- _Exercise instructions_
For the data that follows, return each line unchanged and drop the pictures.

--- Task input Enclosed Below ---

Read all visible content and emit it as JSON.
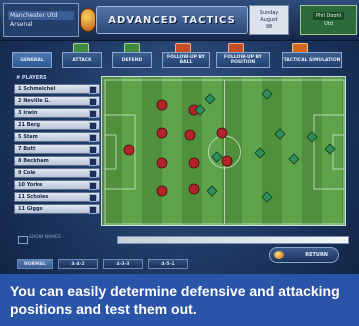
{
  "header": {
    "home_team": "Manchester Utd",
    "away_team": "Arsenal",
    "title": "ADVANCED TACTICS",
    "date_line1": "Sunday",
    "date_line2": "August",
    "date_line3": "98",
    "manager_name": "Phil Doohl",
    "club_label": "Utd"
  },
  "tabs": [
    {
      "label": "GENERAL"
    },
    {
      "label": "ATTACK"
    },
    {
      "label": "DEFEND"
    },
    {
      "label": "FOLLOW-UP BY BALL"
    },
    {
      "label": "FOLLOW-UP BY POSITION"
    },
    {
      "label": "TACTICAL SIMULATION"
    }
  ],
  "players_header": "# PLAYERS",
  "players": [
    {
      "label": "1  Schmeichel"
    },
    {
      "label": "2  Neville G."
    },
    {
      "label": "3  Irwin"
    },
    {
      "label": "21 Berg"
    },
    {
      "label": "5  Stam"
    },
    {
      "label": "7  Butt"
    },
    {
      "label": "8  Beckham"
    },
    {
      "label": "9  Cole"
    },
    {
      "label": "10 Yorke"
    },
    {
      "label": "11 Scholes"
    },
    {
      "label": "11 Giggs"
    }
  ],
  "colors": {
    "home": "#b0242a",
    "away": "#2f8f58",
    "pitch_light": "#5ea34a",
    "pitch_dark": "#4f8f3e"
  },
  "checkbox_label": "SHOW NAMES",
  "return_label": "RETURN",
  "mode_tabs": [
    {
      "label": "NORMAL"
    },
    {
      "label": "4-4-2"
    },
    {
      "label": "4-3-3"
    },
    {
      "label": "4-5-1"
    }
  ],
  "caption": "You can easily determine defensive and attacking positions and test them out."
}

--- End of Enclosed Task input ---

- _Solution to the exercise_
Read all visible content and emit it as JSON.
{
  "header": {
    "home_team": "Manchester Utd",
    "away_team": "Arsenal",
    "title": "ADVANCED TACTICS",
    "date_line1": "Sunday",
    "date_line2": "August",
    "date_line3": "98",
    "manager_name": "Phil Doohl",
    "club_label": "Utd"
  },
  "tabs": [
    {
      "label": "GENERAL"
    },
    {
      "label": "ATTACK"
    },
    {
      "label": "DEFEND"
    },
    {
      "label": "FOLLOW-UP BY BALL"
    },
    {
      "label": "FOLLOW-UP BY POSITION"
    },
    {
      "label": "TACTICAL SIMULATION"
    }
  ],
  "players_header": "# PLAYERS",
  "players": [
    {
      "label": "1  Schmeichel"
    },
    {
      "label": "2  Neville G."
    },
    {
      "label": "3  Irwin"
    },
    {
      "label": "21 Berg"
    },
    {
      "label": "5  Stam"
    },
    {
      "label": "7  Butt"
    },
    {
      "label": "8  Beckham"
    },
    {
      "label": "9  Cole"
    },
    {
      "label": "10 Yorke"
    },
    {
      "label": "11 Scholes"
    },
    {
      "label": "11 Giggs"
    }
  ],
  "colors": {
    "home": "#b0242a",
    "away": "#2f8f58",
    "pitch_light": "#5ea34a",
    "pitch_dark": "#4f8f3e"
  },
  "checkbox_label": "SHOW NAMES",
  "return_label": "RETURN",
  "mode_tabs": [
    {
      "label": "NORMAL"
    },
    {
      "label": "4-4-2"
    },
    {
      "label": "4-3-3"
    },
    {
      "label": "4-5-1"
    }
  ],
  "caption": "You can easily determine defensive and attacking positions and test them out."
}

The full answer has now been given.